After their migration from North America, Kuna ancestors once lived in Colombia although they are predominantly found in Panama today. Since they are interspersed across this South American region, they primarily use music to communicate among themselves despite the distance. Cultural leaders called Ibeorgun to help the Kuna to communicate with their ancestors through song and dance. These cultural events indicate that the Kuna believe that musical traditions also exist in another realm where their gods and ancestors live.

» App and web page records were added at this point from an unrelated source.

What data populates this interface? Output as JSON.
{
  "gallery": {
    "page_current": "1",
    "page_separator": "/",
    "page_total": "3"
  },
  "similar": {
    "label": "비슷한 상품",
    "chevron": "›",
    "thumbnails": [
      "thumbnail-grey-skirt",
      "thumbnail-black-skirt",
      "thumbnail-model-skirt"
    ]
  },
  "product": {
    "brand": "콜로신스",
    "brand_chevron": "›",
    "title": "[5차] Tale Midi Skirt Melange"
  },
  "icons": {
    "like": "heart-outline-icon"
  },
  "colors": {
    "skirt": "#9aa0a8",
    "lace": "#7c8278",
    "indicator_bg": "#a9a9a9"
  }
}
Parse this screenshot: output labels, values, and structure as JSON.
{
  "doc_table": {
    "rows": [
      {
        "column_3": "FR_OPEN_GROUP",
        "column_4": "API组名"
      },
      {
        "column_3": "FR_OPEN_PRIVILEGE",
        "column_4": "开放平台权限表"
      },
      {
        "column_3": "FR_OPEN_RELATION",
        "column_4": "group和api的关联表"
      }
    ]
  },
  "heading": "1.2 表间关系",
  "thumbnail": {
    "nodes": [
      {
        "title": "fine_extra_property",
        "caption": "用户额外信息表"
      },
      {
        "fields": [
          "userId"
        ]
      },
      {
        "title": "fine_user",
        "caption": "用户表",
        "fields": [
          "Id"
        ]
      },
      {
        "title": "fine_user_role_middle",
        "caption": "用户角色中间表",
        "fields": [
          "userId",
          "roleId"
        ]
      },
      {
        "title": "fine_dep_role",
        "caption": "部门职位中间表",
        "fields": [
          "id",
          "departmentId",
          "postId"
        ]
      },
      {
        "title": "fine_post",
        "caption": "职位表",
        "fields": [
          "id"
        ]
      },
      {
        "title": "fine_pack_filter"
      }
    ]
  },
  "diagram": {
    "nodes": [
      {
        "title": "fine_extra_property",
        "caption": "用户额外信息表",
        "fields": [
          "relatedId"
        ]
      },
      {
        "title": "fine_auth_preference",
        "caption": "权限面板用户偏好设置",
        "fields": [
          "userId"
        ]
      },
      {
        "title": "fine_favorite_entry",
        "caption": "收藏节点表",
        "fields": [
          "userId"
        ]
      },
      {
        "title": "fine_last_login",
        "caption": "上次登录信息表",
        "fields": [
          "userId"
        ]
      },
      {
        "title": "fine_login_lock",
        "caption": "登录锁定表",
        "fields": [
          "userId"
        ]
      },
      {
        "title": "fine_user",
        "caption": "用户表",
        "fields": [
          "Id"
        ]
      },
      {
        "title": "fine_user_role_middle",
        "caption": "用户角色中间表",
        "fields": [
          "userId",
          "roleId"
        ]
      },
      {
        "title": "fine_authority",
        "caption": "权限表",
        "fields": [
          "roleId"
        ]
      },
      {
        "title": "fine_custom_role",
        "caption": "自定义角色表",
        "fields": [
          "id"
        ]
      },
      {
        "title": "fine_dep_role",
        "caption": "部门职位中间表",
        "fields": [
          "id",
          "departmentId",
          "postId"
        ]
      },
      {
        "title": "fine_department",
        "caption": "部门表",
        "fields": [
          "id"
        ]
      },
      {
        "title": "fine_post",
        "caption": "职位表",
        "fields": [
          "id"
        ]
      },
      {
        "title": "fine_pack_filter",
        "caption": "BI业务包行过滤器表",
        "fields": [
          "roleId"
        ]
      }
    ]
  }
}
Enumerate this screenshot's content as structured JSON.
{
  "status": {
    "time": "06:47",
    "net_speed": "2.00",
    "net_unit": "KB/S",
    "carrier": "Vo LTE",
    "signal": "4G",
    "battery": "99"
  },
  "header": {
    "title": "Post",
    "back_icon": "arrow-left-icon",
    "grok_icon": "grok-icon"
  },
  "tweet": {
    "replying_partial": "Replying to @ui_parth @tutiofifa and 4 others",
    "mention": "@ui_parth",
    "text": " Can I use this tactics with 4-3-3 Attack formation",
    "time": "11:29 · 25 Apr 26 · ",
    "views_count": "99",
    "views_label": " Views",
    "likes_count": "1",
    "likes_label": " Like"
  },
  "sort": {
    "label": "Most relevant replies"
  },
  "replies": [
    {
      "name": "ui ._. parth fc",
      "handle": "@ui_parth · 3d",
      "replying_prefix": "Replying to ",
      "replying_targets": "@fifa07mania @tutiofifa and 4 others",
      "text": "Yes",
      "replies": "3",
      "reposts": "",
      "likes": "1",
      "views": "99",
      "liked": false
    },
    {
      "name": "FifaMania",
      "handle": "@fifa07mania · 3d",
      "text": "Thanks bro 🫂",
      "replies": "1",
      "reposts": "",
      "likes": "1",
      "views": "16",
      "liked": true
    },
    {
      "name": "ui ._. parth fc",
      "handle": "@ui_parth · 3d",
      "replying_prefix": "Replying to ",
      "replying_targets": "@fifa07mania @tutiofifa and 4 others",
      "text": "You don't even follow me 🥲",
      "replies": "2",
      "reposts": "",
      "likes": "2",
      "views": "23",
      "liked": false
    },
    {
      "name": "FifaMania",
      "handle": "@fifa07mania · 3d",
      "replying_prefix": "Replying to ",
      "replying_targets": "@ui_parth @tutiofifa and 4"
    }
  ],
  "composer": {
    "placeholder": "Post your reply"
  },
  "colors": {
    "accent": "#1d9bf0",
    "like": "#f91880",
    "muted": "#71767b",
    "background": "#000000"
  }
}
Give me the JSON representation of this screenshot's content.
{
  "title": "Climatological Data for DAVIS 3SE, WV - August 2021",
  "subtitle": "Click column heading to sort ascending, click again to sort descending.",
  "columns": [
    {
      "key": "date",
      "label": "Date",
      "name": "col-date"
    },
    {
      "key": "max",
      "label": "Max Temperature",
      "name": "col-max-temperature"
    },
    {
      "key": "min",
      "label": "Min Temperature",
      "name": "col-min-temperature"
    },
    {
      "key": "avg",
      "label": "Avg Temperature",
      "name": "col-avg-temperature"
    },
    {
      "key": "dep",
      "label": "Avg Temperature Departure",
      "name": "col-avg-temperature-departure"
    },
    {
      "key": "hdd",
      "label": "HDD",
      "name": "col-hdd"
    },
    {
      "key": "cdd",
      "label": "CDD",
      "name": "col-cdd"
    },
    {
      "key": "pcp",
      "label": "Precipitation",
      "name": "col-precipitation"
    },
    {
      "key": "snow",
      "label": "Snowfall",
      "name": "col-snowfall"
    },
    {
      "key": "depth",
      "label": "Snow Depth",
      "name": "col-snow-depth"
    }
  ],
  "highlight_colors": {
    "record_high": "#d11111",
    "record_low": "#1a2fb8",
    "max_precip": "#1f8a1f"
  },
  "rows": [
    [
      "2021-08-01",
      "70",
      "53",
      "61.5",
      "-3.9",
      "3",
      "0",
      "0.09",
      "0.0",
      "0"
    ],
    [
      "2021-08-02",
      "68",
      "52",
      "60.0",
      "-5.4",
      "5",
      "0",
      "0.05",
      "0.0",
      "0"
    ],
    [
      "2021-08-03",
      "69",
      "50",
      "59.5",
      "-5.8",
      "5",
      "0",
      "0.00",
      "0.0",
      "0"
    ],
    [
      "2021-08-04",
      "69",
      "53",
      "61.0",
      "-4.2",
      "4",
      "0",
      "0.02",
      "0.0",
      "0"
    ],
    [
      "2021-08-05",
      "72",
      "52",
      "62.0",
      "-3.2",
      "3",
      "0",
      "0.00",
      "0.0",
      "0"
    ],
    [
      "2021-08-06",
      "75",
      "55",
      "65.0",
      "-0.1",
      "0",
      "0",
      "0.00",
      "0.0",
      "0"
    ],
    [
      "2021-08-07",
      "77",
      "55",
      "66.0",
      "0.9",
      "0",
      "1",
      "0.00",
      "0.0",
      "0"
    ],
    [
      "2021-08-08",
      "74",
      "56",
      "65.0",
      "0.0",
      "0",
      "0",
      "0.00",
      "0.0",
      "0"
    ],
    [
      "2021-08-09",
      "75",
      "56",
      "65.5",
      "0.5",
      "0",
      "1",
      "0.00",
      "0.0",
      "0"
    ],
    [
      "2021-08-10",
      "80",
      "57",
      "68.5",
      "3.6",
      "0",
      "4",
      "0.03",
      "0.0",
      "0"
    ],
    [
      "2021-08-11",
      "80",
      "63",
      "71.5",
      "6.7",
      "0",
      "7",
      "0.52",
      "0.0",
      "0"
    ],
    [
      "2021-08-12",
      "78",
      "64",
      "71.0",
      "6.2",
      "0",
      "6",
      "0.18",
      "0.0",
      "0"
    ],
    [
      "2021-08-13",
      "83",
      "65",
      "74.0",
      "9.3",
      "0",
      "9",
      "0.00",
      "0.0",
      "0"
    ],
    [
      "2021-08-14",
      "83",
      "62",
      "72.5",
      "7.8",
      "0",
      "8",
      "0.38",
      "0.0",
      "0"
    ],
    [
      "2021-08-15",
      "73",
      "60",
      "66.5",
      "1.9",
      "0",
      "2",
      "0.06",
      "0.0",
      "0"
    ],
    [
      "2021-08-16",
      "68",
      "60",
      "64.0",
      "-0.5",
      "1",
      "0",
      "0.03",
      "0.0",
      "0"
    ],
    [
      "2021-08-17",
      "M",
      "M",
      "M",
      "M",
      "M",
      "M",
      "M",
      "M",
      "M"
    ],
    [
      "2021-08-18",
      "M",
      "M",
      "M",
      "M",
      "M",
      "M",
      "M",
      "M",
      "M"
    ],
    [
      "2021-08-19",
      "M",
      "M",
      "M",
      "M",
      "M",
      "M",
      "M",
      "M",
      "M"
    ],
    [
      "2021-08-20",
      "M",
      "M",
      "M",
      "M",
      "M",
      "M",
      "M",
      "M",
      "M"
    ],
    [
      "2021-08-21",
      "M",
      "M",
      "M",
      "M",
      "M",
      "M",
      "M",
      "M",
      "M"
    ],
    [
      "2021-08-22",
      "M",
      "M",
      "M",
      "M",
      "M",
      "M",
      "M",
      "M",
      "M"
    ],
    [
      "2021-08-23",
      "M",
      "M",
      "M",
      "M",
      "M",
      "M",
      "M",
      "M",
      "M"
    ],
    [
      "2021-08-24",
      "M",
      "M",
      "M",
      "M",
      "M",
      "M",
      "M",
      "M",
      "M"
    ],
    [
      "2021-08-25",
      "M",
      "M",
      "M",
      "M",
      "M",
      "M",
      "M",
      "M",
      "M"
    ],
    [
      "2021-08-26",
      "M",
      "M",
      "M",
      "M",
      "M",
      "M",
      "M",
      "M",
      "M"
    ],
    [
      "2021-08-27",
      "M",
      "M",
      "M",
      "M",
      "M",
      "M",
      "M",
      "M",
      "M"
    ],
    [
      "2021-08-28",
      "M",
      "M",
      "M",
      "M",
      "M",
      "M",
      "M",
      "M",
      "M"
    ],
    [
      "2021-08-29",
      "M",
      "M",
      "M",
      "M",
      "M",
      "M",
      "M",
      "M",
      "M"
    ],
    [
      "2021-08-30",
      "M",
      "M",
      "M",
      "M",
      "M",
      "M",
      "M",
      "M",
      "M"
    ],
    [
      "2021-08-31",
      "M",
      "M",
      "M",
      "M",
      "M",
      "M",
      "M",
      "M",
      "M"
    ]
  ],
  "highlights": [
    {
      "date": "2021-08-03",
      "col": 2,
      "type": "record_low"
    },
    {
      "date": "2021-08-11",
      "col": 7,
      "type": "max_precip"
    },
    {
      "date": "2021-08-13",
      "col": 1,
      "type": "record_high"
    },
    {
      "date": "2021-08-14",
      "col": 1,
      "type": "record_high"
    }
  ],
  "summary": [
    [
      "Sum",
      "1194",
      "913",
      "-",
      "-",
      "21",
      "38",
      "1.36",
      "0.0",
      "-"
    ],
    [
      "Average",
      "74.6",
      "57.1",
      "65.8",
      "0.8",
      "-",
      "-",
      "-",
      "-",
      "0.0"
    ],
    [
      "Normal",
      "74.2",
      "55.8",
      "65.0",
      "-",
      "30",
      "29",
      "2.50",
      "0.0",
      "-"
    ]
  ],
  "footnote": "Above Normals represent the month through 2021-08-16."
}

The Kuna vocal music genre, Igar/ Igarra refers to their way of communicating with their world of spirits. In this sense, they believe that animate and inanimate objects are interconnected. The Igar follows a specific spiritual journey that involves cultural leaders, ancestors, spirits and notably non-living things. Similarly, they use formalized patterns of musical interactions like chants to enhance communication during such cultural events.
Cultural leaders who double as chanters feature in traditional Kuna ceremonies like funerals, initiation healing, and exorcism. They learn and teach the Kuna musical traditions which support musical expression during these cultural events. The chants are a dialogue between them and their ancestors in an archaic tongue. Additionally, Kuna dance during puberty-related festivals called gammu burui. During day to day activities, they use improvised singing to communicate among themselves. For instance, female relatives sing lullabies to their children based on a child’s circumstances to show affection or affirmation.
Lastly, Kuna use instruments like shell trumpets, flutes, and panpipes to produce cacophonies which drive away harmful spirits. Furthermore, they believe that dede flutes made from an armadillo skull have armadillo spirits which clear pathways in to spiritual dimensions for communication. These collective cultural events across Panama and Colombia play a critical role in maintaining the Kuna’s identity today.